_WHAT THE TASK ASKS_:
Scan the records for lines with the string "this". Say how many there are, and add nothing.

_DATA EXTRACT_:

|---|

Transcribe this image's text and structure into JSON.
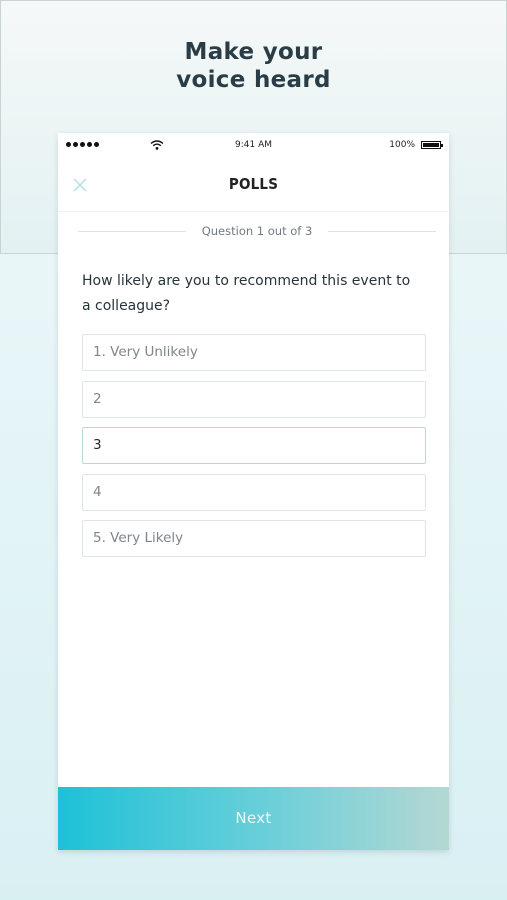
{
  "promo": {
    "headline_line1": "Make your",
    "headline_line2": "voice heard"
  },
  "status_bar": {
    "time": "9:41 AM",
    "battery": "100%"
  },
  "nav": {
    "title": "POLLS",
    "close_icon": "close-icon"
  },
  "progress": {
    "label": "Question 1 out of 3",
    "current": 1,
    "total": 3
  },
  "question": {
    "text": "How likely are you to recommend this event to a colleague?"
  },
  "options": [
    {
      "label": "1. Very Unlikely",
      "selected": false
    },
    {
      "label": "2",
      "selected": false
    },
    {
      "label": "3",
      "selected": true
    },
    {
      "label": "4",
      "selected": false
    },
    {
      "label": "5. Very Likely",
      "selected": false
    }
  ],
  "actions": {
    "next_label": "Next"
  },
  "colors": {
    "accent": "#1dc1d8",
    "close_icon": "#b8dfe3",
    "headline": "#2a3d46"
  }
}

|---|

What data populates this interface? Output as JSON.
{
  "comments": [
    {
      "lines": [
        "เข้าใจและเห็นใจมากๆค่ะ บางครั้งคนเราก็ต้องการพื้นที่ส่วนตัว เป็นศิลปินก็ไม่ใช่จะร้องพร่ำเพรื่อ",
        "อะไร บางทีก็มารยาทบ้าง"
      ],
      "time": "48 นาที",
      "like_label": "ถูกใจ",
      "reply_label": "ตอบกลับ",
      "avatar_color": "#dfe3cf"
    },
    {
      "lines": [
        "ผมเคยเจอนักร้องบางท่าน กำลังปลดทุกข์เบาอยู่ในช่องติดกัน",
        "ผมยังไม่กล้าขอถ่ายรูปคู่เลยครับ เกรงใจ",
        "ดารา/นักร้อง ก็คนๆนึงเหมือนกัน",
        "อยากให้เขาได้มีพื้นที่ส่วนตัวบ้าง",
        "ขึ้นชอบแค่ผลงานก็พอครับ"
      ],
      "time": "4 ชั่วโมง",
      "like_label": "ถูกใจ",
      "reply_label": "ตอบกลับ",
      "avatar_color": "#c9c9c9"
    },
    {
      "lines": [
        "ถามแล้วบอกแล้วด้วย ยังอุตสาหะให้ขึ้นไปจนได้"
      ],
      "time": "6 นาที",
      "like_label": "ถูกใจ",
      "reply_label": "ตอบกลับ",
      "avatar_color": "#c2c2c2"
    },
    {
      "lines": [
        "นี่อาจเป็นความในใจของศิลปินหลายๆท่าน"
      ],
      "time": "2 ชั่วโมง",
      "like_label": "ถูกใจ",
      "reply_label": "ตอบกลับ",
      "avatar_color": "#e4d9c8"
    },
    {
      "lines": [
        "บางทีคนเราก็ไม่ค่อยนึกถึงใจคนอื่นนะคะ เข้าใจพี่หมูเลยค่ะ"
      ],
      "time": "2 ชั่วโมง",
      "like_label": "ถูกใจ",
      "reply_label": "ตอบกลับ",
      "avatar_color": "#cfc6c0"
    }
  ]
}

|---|

_EXERCISE ANSWER_:
3